Above is the first few rows of corn we planted. It’s Early Sunglow, and should be ready in 62 days. This years crop is doing far better then last year, again, I suspect it’s the huge amount of fertilizer applied in the winter months.
Sage is a very interesting plant, with endless uses. I planted it last year without knowing much about it. I was suprised to see that it survived the winter, and I’m even more suprised that it grows some very cool looking flowers. This is definately a plant I will use in landscaping from now on, but this is just one of a seemingly endless list of uses. It can be used for medicinal purposes, cooking, and can even be used to clean one’s teeth. If you would like to learn more about all of its uses, here’s a link to a great site about it.
I have been patiently waiting for my Grape Clones to begin growing, and I was just beginning to wonder if I missed a step in the process. It has been nearly a month since I clipped these vines from the arbor by the Ice House, and finally there is some growth. When I see my work just start to grow, it vindicates all of the effort I’ve put in. Everything from purchasing the soil, to cutting the second cup to fit on top to freezing my tail off in the ultra-cold February wind to cut the canes; it all begins to pay off when the first little spec of new growth pushes it’s way out. I love the payoff I get from growing these plants.
Punxs. Phil might have been right, but I like to base my predictions of springs arrival on Daffodils. Sure, there may be snow again, but to me, when I see them popping up through the soil, It tells me one thing “Spring will be here Soon”. There are usually a week or two ahead of the official “spring” start date.
If your out to add some color to a salad, try adding some Nasturtium Flowers, which are edible.

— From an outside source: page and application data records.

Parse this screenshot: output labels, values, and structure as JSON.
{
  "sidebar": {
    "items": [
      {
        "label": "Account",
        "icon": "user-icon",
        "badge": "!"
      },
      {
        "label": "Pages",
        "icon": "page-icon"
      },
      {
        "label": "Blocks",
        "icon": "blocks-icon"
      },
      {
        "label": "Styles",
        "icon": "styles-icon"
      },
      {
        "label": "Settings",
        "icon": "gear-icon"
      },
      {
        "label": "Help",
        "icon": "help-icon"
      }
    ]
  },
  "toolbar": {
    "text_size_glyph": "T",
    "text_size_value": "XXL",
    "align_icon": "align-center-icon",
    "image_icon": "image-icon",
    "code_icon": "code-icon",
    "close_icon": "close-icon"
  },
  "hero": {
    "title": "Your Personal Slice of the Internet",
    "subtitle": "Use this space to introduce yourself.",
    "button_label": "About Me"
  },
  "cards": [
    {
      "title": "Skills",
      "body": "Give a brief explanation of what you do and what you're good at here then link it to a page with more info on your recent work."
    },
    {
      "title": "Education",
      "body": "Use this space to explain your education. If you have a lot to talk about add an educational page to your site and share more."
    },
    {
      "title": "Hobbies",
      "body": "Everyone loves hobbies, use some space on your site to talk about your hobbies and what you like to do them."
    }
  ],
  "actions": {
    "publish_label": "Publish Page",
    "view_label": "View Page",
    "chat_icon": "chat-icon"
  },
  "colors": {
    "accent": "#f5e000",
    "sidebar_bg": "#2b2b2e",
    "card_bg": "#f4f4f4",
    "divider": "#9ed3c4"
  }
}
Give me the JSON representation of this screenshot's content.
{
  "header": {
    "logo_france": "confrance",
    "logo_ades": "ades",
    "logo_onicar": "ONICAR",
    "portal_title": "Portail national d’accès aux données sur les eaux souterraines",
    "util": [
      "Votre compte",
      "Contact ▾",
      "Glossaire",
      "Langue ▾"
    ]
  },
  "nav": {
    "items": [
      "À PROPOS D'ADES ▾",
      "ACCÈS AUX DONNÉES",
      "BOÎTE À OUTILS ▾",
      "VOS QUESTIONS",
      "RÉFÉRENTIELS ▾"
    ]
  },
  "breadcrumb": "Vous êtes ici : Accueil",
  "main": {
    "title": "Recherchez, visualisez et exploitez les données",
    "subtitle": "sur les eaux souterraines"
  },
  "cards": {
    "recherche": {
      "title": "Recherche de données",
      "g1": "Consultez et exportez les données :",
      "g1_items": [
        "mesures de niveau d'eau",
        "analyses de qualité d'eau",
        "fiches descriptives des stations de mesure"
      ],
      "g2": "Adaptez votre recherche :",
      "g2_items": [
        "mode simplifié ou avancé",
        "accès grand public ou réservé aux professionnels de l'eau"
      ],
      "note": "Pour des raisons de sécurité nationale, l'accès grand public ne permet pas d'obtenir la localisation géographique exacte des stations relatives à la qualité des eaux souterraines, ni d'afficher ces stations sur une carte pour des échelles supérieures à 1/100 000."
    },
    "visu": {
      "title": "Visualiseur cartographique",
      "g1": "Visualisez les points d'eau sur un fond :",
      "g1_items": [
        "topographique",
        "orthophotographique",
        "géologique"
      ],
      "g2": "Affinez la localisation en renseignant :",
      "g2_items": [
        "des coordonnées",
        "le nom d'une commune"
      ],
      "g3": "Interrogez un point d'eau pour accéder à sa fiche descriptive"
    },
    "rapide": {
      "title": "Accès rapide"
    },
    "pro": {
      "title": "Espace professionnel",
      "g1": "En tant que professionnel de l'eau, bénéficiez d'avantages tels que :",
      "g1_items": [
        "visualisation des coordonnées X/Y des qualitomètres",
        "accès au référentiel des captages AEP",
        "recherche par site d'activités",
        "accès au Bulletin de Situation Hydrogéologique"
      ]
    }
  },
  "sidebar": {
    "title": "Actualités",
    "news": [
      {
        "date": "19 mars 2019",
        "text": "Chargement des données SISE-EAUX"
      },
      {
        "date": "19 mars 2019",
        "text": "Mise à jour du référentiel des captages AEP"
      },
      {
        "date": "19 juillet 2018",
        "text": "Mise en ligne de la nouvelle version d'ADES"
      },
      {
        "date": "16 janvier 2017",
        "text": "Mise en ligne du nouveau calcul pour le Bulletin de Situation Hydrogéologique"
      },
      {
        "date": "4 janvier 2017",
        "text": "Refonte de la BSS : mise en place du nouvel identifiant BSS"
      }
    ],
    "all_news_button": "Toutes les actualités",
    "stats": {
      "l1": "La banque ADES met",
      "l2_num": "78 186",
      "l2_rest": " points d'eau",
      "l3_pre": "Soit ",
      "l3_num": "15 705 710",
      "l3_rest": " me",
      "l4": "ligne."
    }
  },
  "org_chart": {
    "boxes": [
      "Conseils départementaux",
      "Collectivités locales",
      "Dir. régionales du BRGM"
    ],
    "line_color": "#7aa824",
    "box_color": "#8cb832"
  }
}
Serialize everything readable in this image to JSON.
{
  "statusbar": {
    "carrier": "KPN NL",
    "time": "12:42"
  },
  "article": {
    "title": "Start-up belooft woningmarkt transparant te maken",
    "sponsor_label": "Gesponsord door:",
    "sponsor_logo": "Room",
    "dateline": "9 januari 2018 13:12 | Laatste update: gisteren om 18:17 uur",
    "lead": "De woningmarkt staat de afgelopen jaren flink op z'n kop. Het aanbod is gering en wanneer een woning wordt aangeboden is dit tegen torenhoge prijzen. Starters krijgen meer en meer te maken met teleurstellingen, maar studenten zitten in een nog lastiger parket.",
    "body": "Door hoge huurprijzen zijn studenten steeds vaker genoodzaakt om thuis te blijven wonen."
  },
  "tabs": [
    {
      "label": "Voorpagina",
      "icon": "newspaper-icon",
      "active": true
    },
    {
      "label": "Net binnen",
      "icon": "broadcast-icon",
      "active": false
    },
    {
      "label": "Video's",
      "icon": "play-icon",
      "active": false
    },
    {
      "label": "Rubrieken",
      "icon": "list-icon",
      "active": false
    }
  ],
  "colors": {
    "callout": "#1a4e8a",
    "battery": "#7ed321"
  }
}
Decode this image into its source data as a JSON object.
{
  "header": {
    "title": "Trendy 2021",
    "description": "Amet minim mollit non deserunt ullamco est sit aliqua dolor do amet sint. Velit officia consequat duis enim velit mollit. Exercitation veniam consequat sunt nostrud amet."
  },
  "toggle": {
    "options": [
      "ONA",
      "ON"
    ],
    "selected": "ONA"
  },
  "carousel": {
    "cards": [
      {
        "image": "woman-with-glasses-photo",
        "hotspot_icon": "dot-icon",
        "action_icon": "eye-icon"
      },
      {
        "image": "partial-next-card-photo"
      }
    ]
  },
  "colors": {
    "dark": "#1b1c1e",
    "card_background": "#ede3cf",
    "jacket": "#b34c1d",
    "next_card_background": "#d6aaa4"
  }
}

The plants can produce an array of different colored flowers, even though only orange is shown here. I’ve planted these next to my walkway, in old tire.